Wind increasing, no dry wood for a fire and temperatures plummeting towards zero, not even taking the wind chill into account, Bud knew they needed a snow cave if they were to see morning. Trouble was, the scouring force of the wind had left their little pocket of stunted timber nearly devoid of the fresh, soft snow that would have made such a task slightly easier, little remaining atop the hard, icy crust left after so many days of high-altitude sunlight.
The very conditions which so greatly increased their chances of avalanche seemed to be conspiring to tremendously reduce their chances of sticking around long enough to find themselves in danger from a slide, and Kilgore, gritting his teeth against the wind, kicked at the slick, icy surface with the heel of his boot, making little headway.
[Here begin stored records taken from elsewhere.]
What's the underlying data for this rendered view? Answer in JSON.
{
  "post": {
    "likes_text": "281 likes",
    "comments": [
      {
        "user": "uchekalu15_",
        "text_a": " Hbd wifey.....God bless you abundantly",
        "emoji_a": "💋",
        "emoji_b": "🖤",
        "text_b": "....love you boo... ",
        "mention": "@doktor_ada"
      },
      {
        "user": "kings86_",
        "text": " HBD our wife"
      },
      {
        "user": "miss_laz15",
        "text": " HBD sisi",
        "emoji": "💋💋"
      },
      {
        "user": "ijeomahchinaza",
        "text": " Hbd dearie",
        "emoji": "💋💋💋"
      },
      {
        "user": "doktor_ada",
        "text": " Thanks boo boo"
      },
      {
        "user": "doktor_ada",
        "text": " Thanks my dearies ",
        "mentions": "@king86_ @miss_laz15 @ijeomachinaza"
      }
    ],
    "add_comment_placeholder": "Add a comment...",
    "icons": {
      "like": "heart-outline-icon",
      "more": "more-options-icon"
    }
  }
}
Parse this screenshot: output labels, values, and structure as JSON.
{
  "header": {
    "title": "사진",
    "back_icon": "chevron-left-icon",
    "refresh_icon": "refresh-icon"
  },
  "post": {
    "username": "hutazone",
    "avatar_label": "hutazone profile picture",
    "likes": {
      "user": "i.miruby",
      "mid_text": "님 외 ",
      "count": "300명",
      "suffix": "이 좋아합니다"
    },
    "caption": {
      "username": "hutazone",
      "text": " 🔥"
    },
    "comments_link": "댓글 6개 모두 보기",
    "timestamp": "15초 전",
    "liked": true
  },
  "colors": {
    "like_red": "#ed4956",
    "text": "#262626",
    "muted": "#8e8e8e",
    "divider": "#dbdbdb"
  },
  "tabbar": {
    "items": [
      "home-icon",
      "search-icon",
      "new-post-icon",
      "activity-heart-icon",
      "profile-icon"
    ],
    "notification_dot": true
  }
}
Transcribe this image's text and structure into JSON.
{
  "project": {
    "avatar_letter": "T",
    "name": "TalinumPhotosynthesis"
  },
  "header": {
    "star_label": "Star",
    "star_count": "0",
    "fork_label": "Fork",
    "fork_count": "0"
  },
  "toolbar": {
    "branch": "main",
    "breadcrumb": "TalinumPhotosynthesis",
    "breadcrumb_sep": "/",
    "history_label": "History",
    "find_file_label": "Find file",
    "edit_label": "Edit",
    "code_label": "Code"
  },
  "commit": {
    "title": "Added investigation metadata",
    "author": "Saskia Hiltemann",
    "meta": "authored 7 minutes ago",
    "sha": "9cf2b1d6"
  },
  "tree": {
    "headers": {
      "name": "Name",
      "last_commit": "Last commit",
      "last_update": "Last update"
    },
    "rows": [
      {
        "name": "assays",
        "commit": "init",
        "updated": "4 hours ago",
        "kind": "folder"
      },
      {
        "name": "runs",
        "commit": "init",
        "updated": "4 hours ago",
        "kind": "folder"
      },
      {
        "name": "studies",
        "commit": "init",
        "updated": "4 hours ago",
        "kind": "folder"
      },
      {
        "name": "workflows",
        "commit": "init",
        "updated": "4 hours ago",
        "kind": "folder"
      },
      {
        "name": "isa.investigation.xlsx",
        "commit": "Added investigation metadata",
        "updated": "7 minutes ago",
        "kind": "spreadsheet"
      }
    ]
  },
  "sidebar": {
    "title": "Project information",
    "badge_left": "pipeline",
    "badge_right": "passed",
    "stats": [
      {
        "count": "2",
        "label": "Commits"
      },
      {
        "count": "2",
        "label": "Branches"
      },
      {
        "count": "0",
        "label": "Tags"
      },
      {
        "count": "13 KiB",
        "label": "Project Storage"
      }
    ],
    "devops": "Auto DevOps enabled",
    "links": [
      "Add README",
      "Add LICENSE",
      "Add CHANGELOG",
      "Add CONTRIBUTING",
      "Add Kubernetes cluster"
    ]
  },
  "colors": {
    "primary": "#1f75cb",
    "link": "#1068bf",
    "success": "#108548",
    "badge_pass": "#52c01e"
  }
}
Needed a shovel, an ice ax, something with which to dig, and he wished the agents had not abandoned all such devices back at the slide site when they’d begun following the fugitives’ trail up the slope. Now the tools were drifted over or in the process of being so. Bud couldn’t tell, the way the snow was blowing. Couldn’t see much of anything, entire world beyond the nearest trees a maelstrom of icy whiteness. Had to have one of those shovels, and in a hurry; darkness was coming.
Rising from the chilled huddle into which each of them had settled, he braced himself, started off in search of the abandoned tools. Shirley stopped him with a shout, voice just bit too high, sounding near panic.
“Where’re you going, Kilgore?”
“Get a shovel.” Bud had to shout his answer in order to be heard over the wind. “Got to dig in, here. Get out of the wind. Wind’s gonna kill us. Need a shovel.”
Shirley was on his feet, arm all wrapped up in the flexible twists of a fir branch as if to prevent himself being torn away by the wind and sent tumbling down the slope below; a real danger. “You’ll stay with the group. Not having the group split up.”
“Then you’re all coming with me, because we’ve got to have that shovel. Snow’s all icy. Too hard to dig by hand.”
“We don’t have to dig. Can shelter under these emergency blankets until the wind slows. Now sit back down. Nobody is going anywhere.”
Shaking his head and turning his back on the shouting agent, Bud started off down the slope, bending his head into the wind. A sudden metallic clanking stopped him in his tracks, and when he whirled around in search of its source, it was to find Shirley no more than two feet behind him, still clinging with one hand to his anchor-tree, service pistol in the other, and it was aimed directly at Bud’s head.
“Sit back down, Kilgore. I don’t know what you’re up to, but don’t trust your intentions. You’ll stay with us, until this storm clears.”
“You’ll all freeze in this wind and die…”
But Shirley clearly did not believe him, gesturing impatiently with the pistol.